- finding out what practical use is made of parallelism and distributed computing;
- locating applications that we could use as test vehicles for our systems;
- seeking commercial applications for such work.
We have had talks with three organisations - a health authority implementing an information system, a large nationalised manufacturing company, and a major manufacturer of office automation equipment. Our main findings have been that parallelism is, in practice, not something that the applications programmer is generally concerned with; and no concern about problems of implementing software system involving parallelism. As a result we feel that probably the area of real time embedded computer systems will be more fruitful.
Ease of Use Experiment
Which notation for describing interactions between parallel processes is the easiest to use? This is the question that this project seeks to answer using the methods of experimental psychology.
Typically an experiment involves a group of people who are split into two. One group is asked questions about program text. The time taken is recorded. The other group similarly examine a different program text and answer questions about it. The two programs solve the same problem but with different notations. The aim of the experiment is to measure ease of comprehension. Comprehension is chosen because it is considered vital for program design, debugging and maintenance. We plan to compare the two fundamental mechanisms - procedures and monitors.

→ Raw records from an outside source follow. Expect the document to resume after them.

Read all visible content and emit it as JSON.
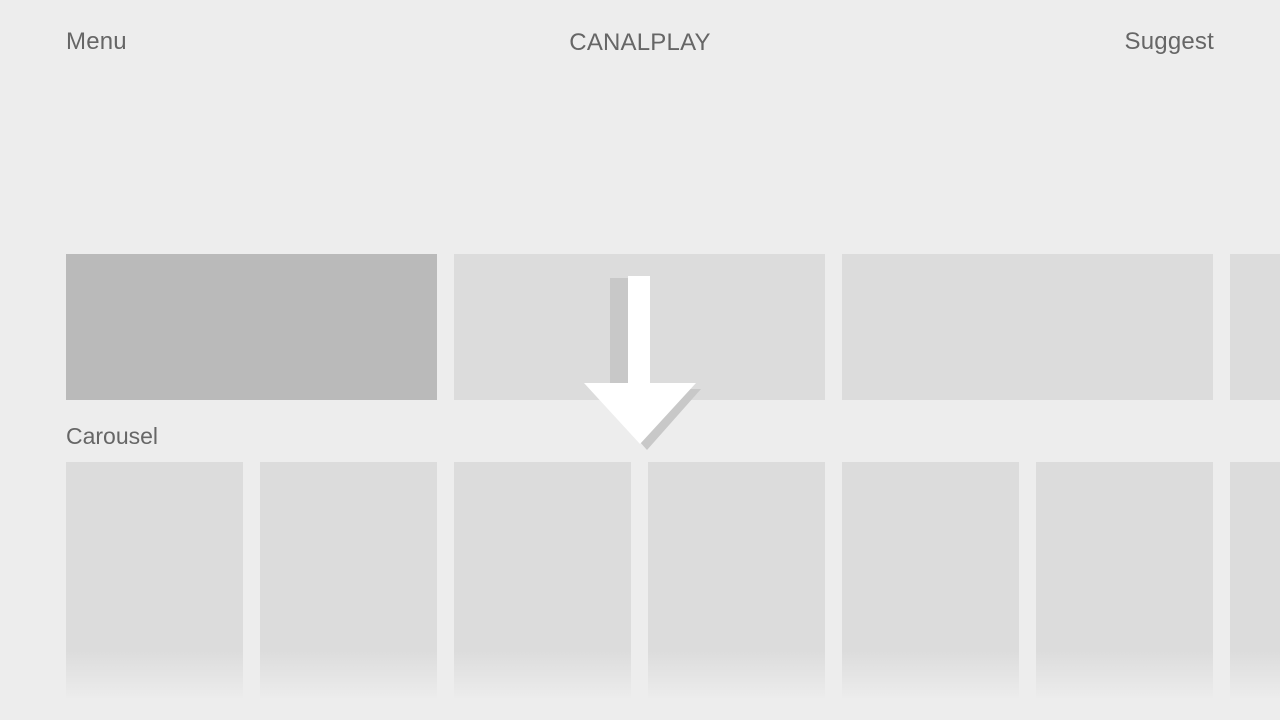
{
  "header": {
    "menu_label": "Menu",
    "brand_title": "CANALPLAY",
    "suggest_label": "Suggest"
  },
  "carousel": {
    "title": "Carousel"
  },
  "icons": {
    "scroll_indicator": "arrow-down-icon"
  },
  "colors": {
    "background": "#ededed",
    "tile": "#dcdcdc",
    "tile_focused": "#bababa",
    "text": "#666666",
    "arrow": "#ffffff"
  }
}
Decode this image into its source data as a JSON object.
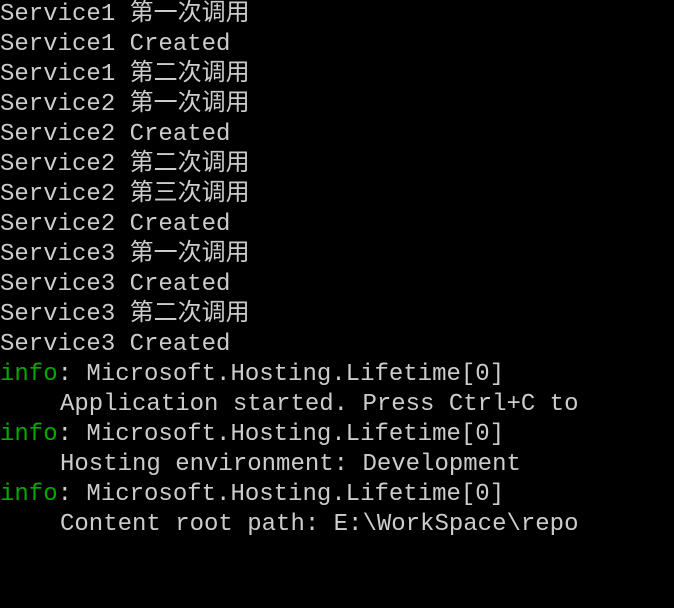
{
  "lines": [
    {
      "text": "Service1 第一次调用"
    },
    {
      "text": "Service1 Created"
    },
    {
      "text": "Service1 第二次调用"
    },
    {
      "text": "Service2 第一次调用"
    },
    {
      "text": "Service2 Created"
    },
    {
      "text": "Service2 第二次调用"
    },
    {
      "text": "Service2 第三次调用"
    },
    {
      "text": "Service2 Created"
    },
    {
      "text": "Service3 第一次调用"
    },
    {
      "text": "Service3 Created"
    },
    {
      "text": "Service3 第二次调用"
    },
    {
      "text": "Service3 Created"
    }
  ],
  "info_label": "info",
  "info_colon": ": ",
  "info1_source": "Microsoft.Hosting.Lifetime[0]",
  "info1_message": "Application started. Press Ctrl+C to",
  "info2_source": "Microsoft.Hosting.Lifetime[0]",
  "info2_message": "Hosting environment: Development",
  "info3_source": "Microsoft.Hosting.Lifetime[0]",
  "info3_message": "Content root path: E:\\WorkSpace\\repo"
}
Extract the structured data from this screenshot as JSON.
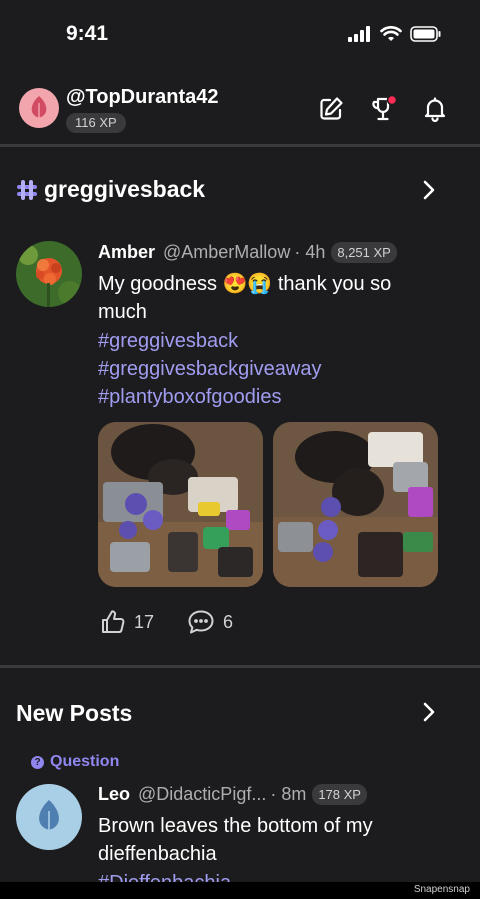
{
  "status_bar": {
    "time": "9:41"
  },
  "header": {
    "username": "@TopDuranta42",
    "xp": "116 XP",
    "icons": [
      "edit-icon",
      "trophy-icon",
      "bell-icon"
    ]
  },
  "community": {
    "title": "greggivesback"
  },
  "post": {
    "author_name": "Amber",
    "author_handle": "@AmberMallow",
    "time": "· 4h",
    "xp": "8,251 XP",
    "text_line1": "My goodness 😍😭 thank you so",
    "text_line2": "much",
    "hashtags": [
      "#greggivesback",
      "#greggivesbackgiveaway",
      "#plantyboxofgoodies"
    ],
    "likes": "17",
    "comments": "6"
  },
  "new_posts": {
    "title": "New Posts",
    "item": {
      "label": "Question",
      "author_name": "Leo",
      "author_handle": "@DidacticPigf...",
      "time": "· 8m",
      "xp": "178 XP",
      "text_line1": "Brown leaves the bottom of my",
      "text_line2": "dieffenbachia",
      "hashtag_partial": "#Dieffenbachia"
    }
  },
  "watermark": "Snapensnap",
  "colors": {
    "background": "#1c1c1e",
    "accent": "#8f86f0",
    "hashtag": "#a09cf0",
    "avatar_pink": "#f3a5ae",
    "avatar_blue": "#a9cfe6"
  }
}
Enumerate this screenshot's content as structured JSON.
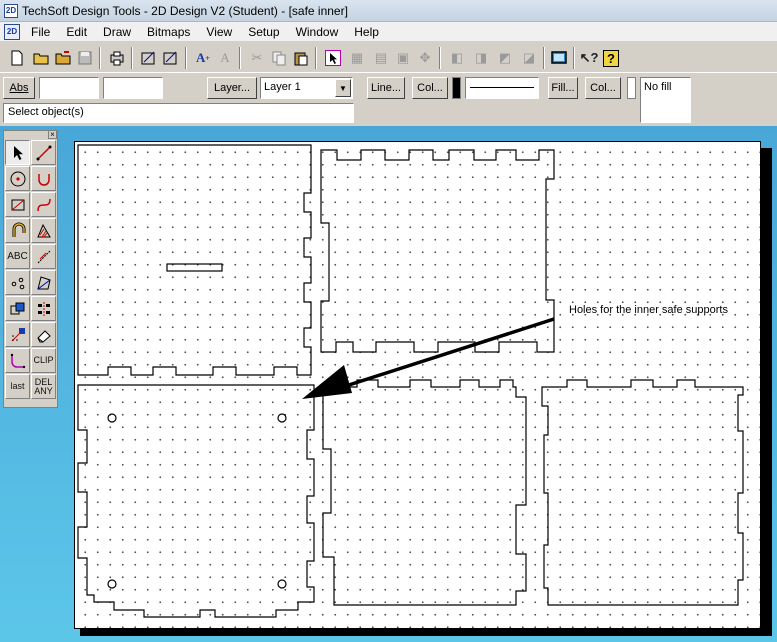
{
  "window": {
    "title": "TechSoft Design Tools - 2D Design V2 (Student) - [safe inner]",
    "app_icon": "2D"
  },
  "menu": {
    "items": [
      "File",
      "Edit",
      "Draw",
      "Bitmaps",
      "View",
      "Setup",
      "Window",
      "Help"
    ]
  },
  "propbar": {
    "abs_label": "Abs",
    "coord_x": "",
    "coord_y": "",
    "layer_button": "Layer...",
    "layer_value": "Layer 1",
    "line_button": "Line...",
    "col_button_1": "Col...",
    "fill_button": "Fill...",
    "col_button_2": "Col...",
    "fill_value": "No fill",
    "status": "Select object(s)"
  },
  "palette": {
    "text_tool": "ABC",
    "clip_tool": "CLIP",
    "last_tool": "last",
    "del_any_tool_1": "DEL",
    "del_any_tool_2": "ANY"
  },
  "canvas": {
    "annotation": "Holes for the inner safe supports"
  },
  "colors": {
    "workspace": "#4fb3df",
    "sheet": "#ffffff",
    "line_color": "#000000"
  }
}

Experimental design is at an advanced stage. Issues include the size of the subject population, their background, character of the problems, nature of the questions. A working paper is available. We plan to carry out a pilot experiment before the end of 1983 and a full experiment by June 1984. We are fortunate in having the collaboration of workers in the MRC/SSRC Social Psychology Group at Sheffield University (Thomas Green et al) who have considerable experience in experiments of this sort.
Version 1c of the Pascal Plus system (made available by Queens University, Belfast) has been implemented. A Fortran version of the Pascal Plus compiler (Pcode generator) has been written on the Polytechnics IBM 4341 enabling Pascal Plus programs to be developed on the mainframe. After compilation the resultant P-code can be downloaded to a Z80 based Ithaca microcomputer on which resides the interpreter part of the Pascal Plus system.
What remains to be done once we have uniprocessor implementation of the language working, is to reimplement relevant parts of the compiler and interpreter to enable actual multiprocessor execution (on several Ithacas connected by a Cambridge Ring, Econet and point to point lines) of Pascal Plus programs.
Conversion of the Edison kernel into Z80 assembler code is now at an advanced stage. The remaining conversion work to be done is in providing the input/output routines for the Z80 processor. The operating system is written in Edison and the Kernel has to be capable of interpreting this before running other programs. Thus, the first real live test will be execution of the operating system.